▼▼▼

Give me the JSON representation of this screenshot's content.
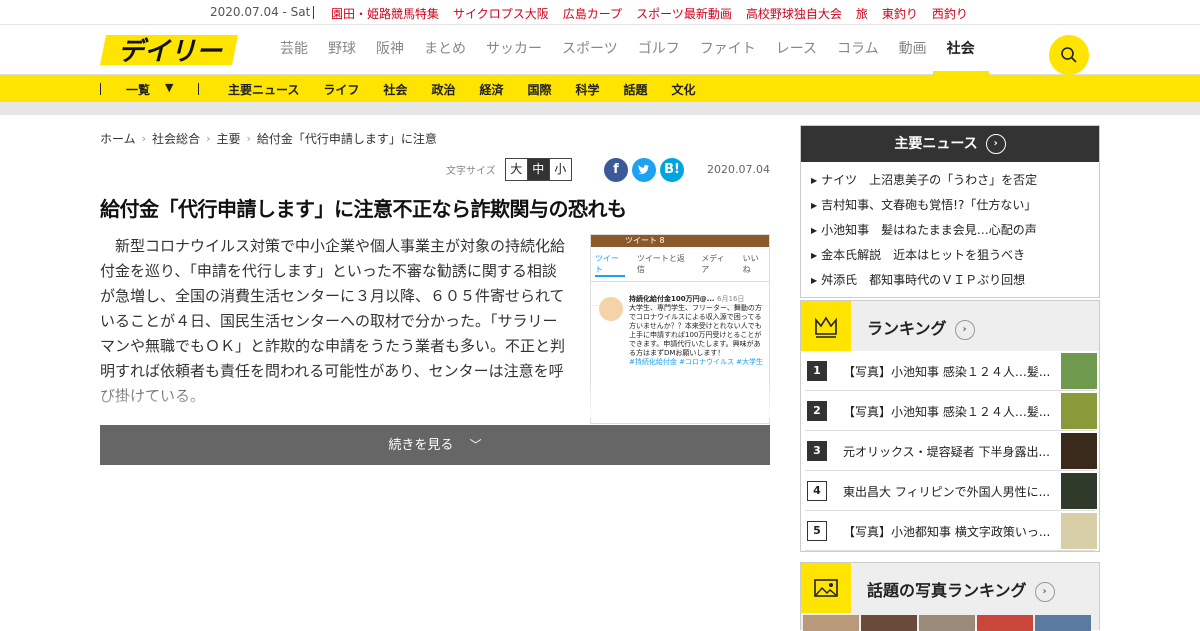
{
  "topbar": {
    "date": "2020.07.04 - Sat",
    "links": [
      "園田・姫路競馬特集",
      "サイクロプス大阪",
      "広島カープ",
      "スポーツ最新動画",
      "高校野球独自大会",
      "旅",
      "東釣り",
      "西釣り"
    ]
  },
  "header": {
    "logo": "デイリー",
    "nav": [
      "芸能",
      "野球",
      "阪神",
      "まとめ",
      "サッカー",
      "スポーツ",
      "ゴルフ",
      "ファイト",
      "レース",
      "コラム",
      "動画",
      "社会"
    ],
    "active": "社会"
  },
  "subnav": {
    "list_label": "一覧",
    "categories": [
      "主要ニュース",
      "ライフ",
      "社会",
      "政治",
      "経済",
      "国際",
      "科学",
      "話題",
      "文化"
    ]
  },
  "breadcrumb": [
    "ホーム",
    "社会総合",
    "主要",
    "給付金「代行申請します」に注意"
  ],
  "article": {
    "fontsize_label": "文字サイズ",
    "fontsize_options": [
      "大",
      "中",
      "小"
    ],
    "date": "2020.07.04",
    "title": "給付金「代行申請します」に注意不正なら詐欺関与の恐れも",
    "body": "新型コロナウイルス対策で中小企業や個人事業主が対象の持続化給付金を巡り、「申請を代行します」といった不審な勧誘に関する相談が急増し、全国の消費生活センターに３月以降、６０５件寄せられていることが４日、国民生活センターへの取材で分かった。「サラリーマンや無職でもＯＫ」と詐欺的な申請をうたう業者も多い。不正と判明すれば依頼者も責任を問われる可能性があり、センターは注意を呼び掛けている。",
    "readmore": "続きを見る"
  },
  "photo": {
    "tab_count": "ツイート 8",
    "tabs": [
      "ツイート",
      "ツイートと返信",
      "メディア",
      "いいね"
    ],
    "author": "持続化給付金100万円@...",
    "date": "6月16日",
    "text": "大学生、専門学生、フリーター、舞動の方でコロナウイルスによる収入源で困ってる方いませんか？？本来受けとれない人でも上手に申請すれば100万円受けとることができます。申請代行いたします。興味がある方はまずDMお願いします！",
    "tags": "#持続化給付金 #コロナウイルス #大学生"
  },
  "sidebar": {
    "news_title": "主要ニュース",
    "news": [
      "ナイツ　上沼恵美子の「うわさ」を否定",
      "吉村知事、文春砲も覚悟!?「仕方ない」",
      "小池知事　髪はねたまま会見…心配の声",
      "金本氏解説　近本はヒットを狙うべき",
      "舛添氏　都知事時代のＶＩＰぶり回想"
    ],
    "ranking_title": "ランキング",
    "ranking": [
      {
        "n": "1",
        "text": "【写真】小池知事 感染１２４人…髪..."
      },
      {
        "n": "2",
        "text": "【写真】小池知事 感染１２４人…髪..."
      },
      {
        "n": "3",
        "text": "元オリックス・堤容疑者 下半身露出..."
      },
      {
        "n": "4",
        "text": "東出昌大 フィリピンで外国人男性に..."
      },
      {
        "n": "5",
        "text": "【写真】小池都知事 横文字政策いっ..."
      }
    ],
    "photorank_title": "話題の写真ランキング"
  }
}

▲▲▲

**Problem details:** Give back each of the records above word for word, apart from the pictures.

**Solved exercise:**
Give me the JSON representation of this screenshot's content.
{
  "topbar": {
    "date": "2020.07.04 - Sat",
    "links": [
      "園田・姫路競馬特集",
      "サイクロプス大阪",
      "広島カープ",
      "スポーツ最新動画",
      "高校野球独自大会",
      "旅",
      "東釣り",
      "西釣り"
    ]
  },
  "header": {
    "logo": "デイリー",
    "nav": [
      "芸能",
      "野球",
      "阪神",
      "まとめ",
      "サッカー",
      "スポーツ",
      "ゴルフ",
      "ファイト",
      "レース",
      "コラム",
      "動画",
      "社会"
    ],
    "active": "社会"
  },
  "subnav": {
    "list_label": "一覧",
    "categories": [
      "主要ニュース",
      "ライフ",
      "社会",
      "政治",
      "経済",
      "国際",
      "科学",
      "話題",
      "文化"
    ]
  },
  "breadcrumb": [
    "ホーム",
    "社会総合",
    "主要",
    "給付金「代行申請します」に注意"
  ],
  "article": {
    "fontsize_label": "文字サイズ",
    "fontsize_options": [
      "大",
      "中",
      "小"
    ],
    "date": "2020.07.04",
    "title": "給付金「代行申請します」に注意不正なら詐欺関与の恐れも",
    "body": "新型コロナウイルス対策で中小企業や個人事業主が対象の持続化給付金を巡り、「申請を代行します」といった不審な勧誘に関する相談が急増し、全国の消費生活センターに３月以降、６０５件寄せられていることが４日、国民生活センターへの取材で分かった。「サラリーマンや無職でもＯＫ」と詐欺的な申請をうたう業者も多い。不正と判明すれば依頼者も責任を問われる可能性があり、センターは注意を呼び掛けている。",
    "readmore": "続きを見る"
  },
  "photo": {
    "tab_count": "ツイート 8",
    "tabs": [
      "ツイート",
      "ツイートと返信",
      "メディア",
      "いいね"
    ],
    "author": "持続化給付金100万円@...",
    "date": "6月16日",
    "text": "大学生、専門学生、フリーター、舞動の方でコロナウイルスによる収入源で困ってる方いませんか？？本来受けとれない人でも上手に申請すれば100万円受けとることができます。申請代行いたします。興味がある方はまずDMお願いします！",
    "tags": "#持続化給付金 #コロナウイルス #大学生"
  },
  "sidebar": {
    "news_title": "主要ニュース",
    "news": [
      "ナイツ　上沼恵美子の「うわさ」を否定",
      "吉村知事、文春砲も覚悟!?「仕方ない」",
      "小池知事　髪はねたまま会見…心配の声",
      "金本氏解説　近本はヒットを狙うべき",
      "舛添氏　都知事時代のＶＩＰぶり回想"
    ],
    "ranking_title": "ランキング",
    "ranking": [
      {
        "n": "1",
        "text": "【写真】小池知事 感染１２４人…髪..."
      },
      {
        "n": "2",
        "text": "【写真】小池知事 感染１２４人…髪..."
      },
      {
        "n": "3",
        "text": "元オリックス・堤容疑者 下半身露出..."
      },
      {
        "n": "4",
        "text": "東出昌大 フィリピンで外国人男性に..."
      },
      {
        "n": "5",
        "text": "【写真】小池都知事 横文字政策いっ..."
      }
    ],
    "photorank_title": "話題の写真ランキング"
  }
}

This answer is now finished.